[Record set Boundary: Start]
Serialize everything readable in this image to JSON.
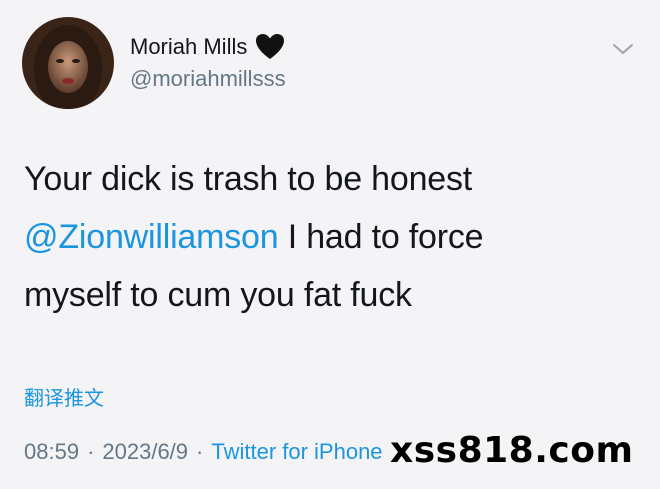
{
  "user": {
    "display_name": "Moriah Mills",
    "handle": "@moriahmillsss",
    "avatar_icon": "avatar-photo",
    "badge_icon": "black-heart-icon"
  },
  "tweet": {
    "line_1": "Your dick is trash to be honest",
    "mention": "@Zionwilliamson",
    "line_2_rest": " I had to force",
    "line_3": "myself to cum you fat fuck"
  },
  "translate_label": "翻译推文",
  "meta": {
    "time": "08:59",
    "separator": "·",
    "date": "2023/6/9",
    "source": "Twitter for iPhone"
  },
  "watermark": "xss818.com",
  "colors": {
    "background": "#f4f4f6",
    "text": "#14171a",
    "secondary": "#657786",
    "link": "#1b95e0"
  }
}
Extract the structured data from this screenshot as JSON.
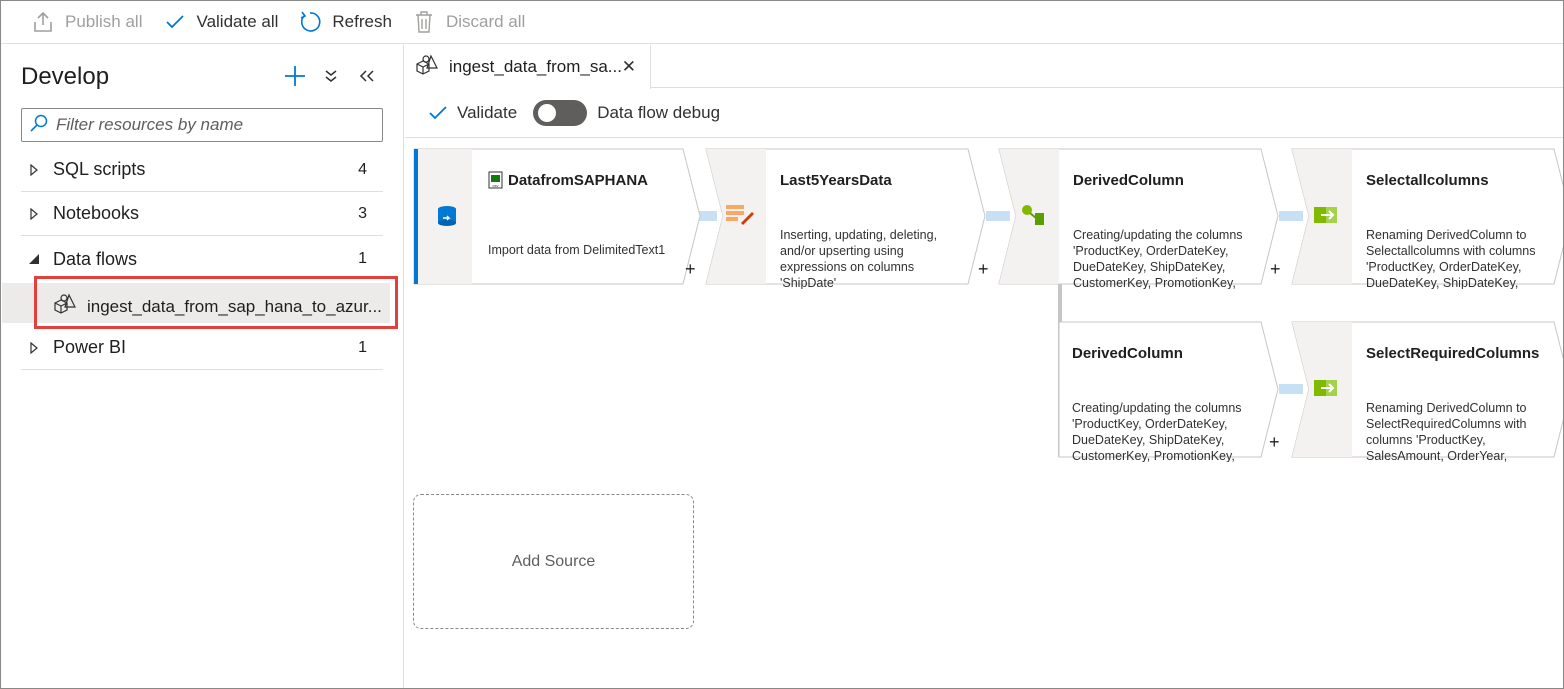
{
  "toolbar": {
    "publish_all": "Publish all",
    "validate_all": "Validate all",
    "refresh": "Refresh",
    "discard_all": "Discard all"
  },
  "sidebar": {
    "title": "Develop",
    "filter_placeholder": "Filter resources by name",
    "groups": [
      {
        "label": "SQL scripts",
        "count": "4"
      },
      {
        "label": "Notebooks",
        "count": "3"
      },
      {
        "label": "Data flows",
        "count": "1"
      },
      {
        "label": "Power BI",
        "count": "1"
      }
    ],
    "dataflow_item": "ingest_data_from_sap_hana_to_azur..."
  },
  "tab": {
    "label": "ingest_data_from_sa..."
  },
  "subtoolbar": {
    "validate": "Validate",
    "debug": "Data flow debug",
    "debug_on": false
  },
  "flow": {
    "nodes": [
      {
        "title": "DatafromSAPHANA",
        "desc": "Import data from DelimitedText1"
      },
      {
        "title": "Last5YearsData",
        "desc": "Inserting, updating, deleting, and/or upserting using expressions on columns 'ShipDate'"
      },
      {
        "title": "DerivedColumn",
        "desc": "Creating/updating the columns 'ProductKey, OrderDateKey, DueDateKey, ShipDateKey, CustomerKey, PromotionKey, CurrencyKey"
      },
      {
        "title": "Selectallcolumns",
        "desc": "Renaming DerivedColumn to Selectallcolumns with columns 'ProductKey, OrderDateKey, DueDateKey, ShipDateKey, CustomerKey, PromotionKey"
      },
      {
        "title": "DerivedColumn",
        "desc": "Creating/updating the columns 'ProductKey, OrderDateKey, DueDateKey, ShipDateKey, CustomerKey, PromotionKey, CurrencyKey"
      },
      {
        "title": "SelectRequiredColumns",
        "desc": "Renaming DerivedColumn to SelectRequiredColumns with columns 'ProductKey, SalesAmount, OrderYear, OrderMonth, OrderDate"
      }
    ],
    "plus": "+",
    "add_source": "Add Source"
  },
  "colors": {
    "accent": "#0078d4",
    "highlight": "#e0413f",
    "connector": "#c7e0f4"
  }
}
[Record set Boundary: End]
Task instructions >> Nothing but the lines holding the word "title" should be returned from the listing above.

Task answer >>
    "title": "Develop",
        "title": "DatafromSAPHANA",
        "title": "Last5YearsData",
        "title": "DerivedColumn",
        "title": "Selectallcolumns",
        "title": "DerivedColumn",
        "title": "SelectRequiredColumns",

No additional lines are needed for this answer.